The Government is to ask the European Court of Human Rights to revise its judgment in the case of the 'Hooded Men', who were subjected to extreme interrogation techniques in Northern Ireland in the 1970s.
Minister for Foreign Affairs Charlie Flanagan said that on the basis of new material uncovered, the Government will contend that the ill-treatment suffered by the hooded men should be recognised as torture.
A Northern Ireland Office spokeswoman said the UK government was considering the implications of the decision.
The European Court of Human Rights ruled that the treatment did not amount to torture but the men have always disputed this.
Five of the hooded men were in the High Court to hear lawyers for the Government announce what the men described as a landmark decision.
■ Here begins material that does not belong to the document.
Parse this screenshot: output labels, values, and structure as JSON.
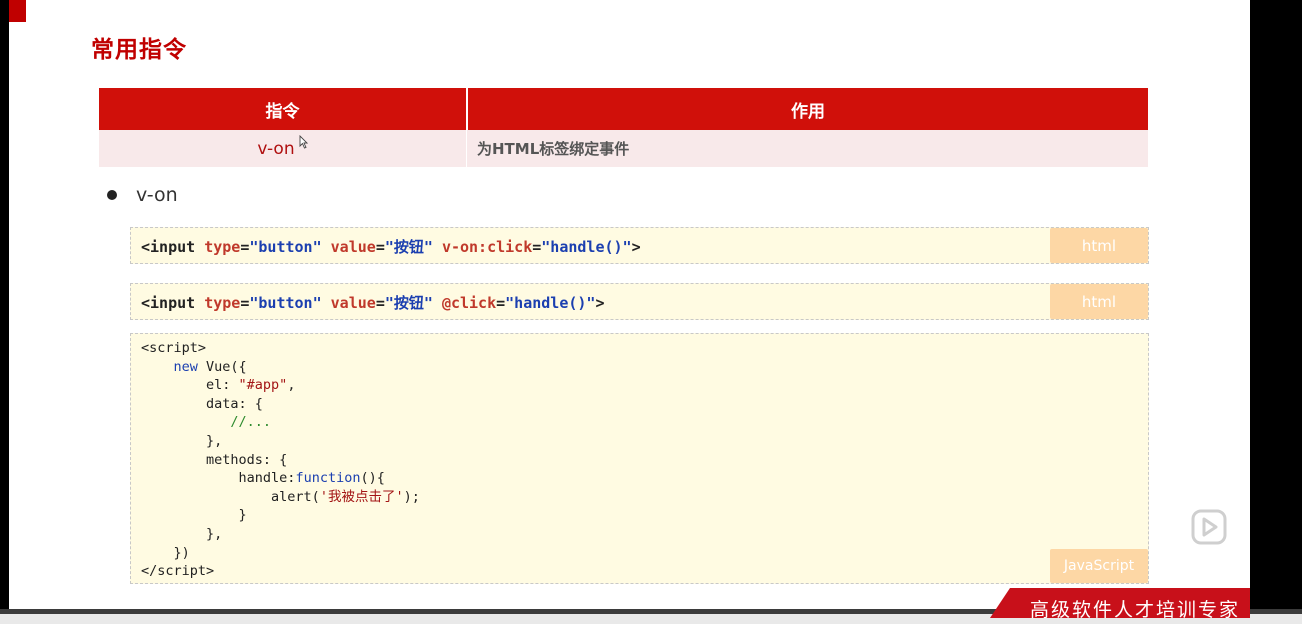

The group of men were detained by British security forces in 1971.
They had brought a legal challenge to compel the Government to apply to revise a controversial decision of the European Court in 1978.
The men were subjected to five sensory deprivation techniques; prolonged hooding, being subjected to loud noise, sleep deprivation, food and water deprivation, and being forced into stress positions.
The ECHR ruled that the techniques constituted inhuman and degrading treatment but said the evidence did not suggest the techniques constituted torture.
The conclusion was based on medical evidence produced by the British government, which suggested the effect of the five techniques were minor, and due to everyday life in Northern Ireland at the time rather than torture techniques.
The legal challenge came about after a programme for RTÉ's Investigations Unit revealed that the evidence produced to the ECHR was deliberately misleading.
Senior counsel Michael McDowell told the court this afternoon that the Government was to proceed with an application to have the case revised in the ECHR in Strasbourg.
Lawyers for the men involved said this was a very welcome decision and was the first step in vindicating their rights.
Amnesty International has commended the Government's decision.
In a statement, Mr Flanagan said that the Government had taken seriously the material in the RTÉ documentary.
The minister said that the request to the European court to revise its judgment had been taken following a review of the recently released documents.
Sinn Féin leader Gerry Adams TD welcomed the Government’s move.
“I want to take this opportunity to commend the courage and dedication of the 14 men, the hard work of the their lawyers, the work done by the Pat Finucane Centre, and indeed RTÈ for the major documentary - The Torture Files - which reported on additional new evidence in the case."